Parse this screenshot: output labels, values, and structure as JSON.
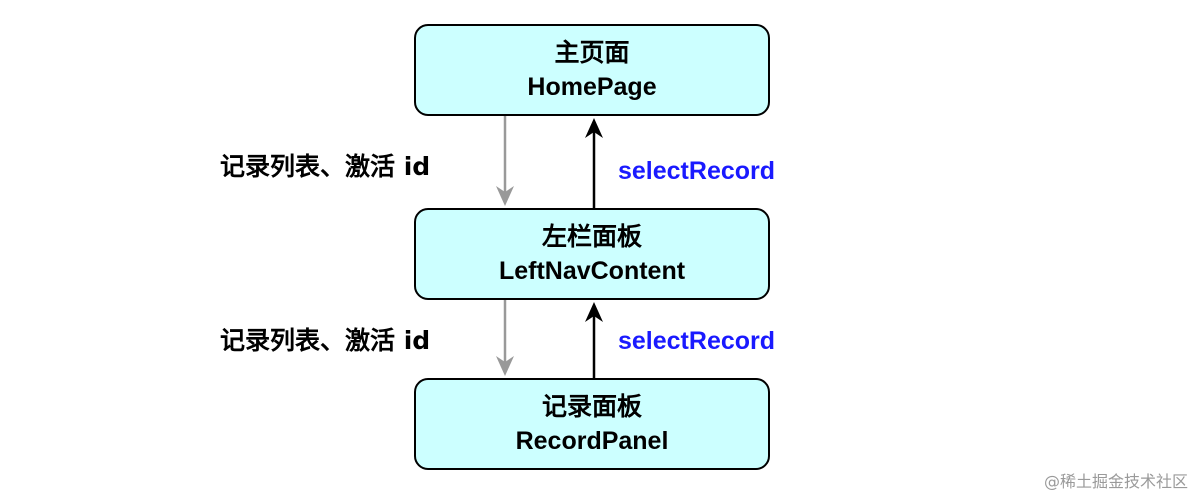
{
  "nodes": {
    "home": {
      "title": "主页面",
      "subtitle": "HomePage"
    },
    "left_nav": {
      "title": "左栏面板",
      "subtitle": "LeftNavContent"
    },
    "record": {
      "title": "记录面板",
      "subtitle": "RecordPanel"
    }
  },
  "edges": {
    "home_to_left_down": "记录列表、激活 id",
    "left_to_home_up": "selectRecord",
    "left_to_record_down": "记录列表、激活 id",
    "record_to_left_up": "selectRecord"
  },
  "watermark": "@稀土掘金技术社区",
  "colors": {
    "node_fill": "#ccffff",
    "node_border": "#000000",
    "down_arrow": "#999999",
    "up_arrow": "#000000",
    "up_label": "#1a1aff"
  }
}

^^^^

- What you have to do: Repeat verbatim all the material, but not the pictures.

- Answer section:
Parse this screenshot: output labels, values, and structure as JSON.
{
  "nodes": {
    "home": {
      "title": "主页面",
      "subtitle": "HomePage"
    },
    "left_nav": {
      "title": "左栏面板",
      "subtitle": "LeftNavContent"
    },
    "record": {
      "title": "记录面板",
      "subtitle": "RecordPanel"
    }
  },
  "edges": {
    "home_to_left_down": "记录列表、激活 id",
    "left_to_home_up": "selectRecord",
    "left_to_record_down": "记录列表、激活 id",
    "record_to_left_up": "selectRecord"
  },
  "watermark": "@稀土掘金技术社区",
  "colors": {
    "node_fill": "#ccffff",
    "node_border": "#000000",
    "down_arrow": "#999999",
    "up_arrow": "#000000",
    "up_label": "#1a1aff"
  }
}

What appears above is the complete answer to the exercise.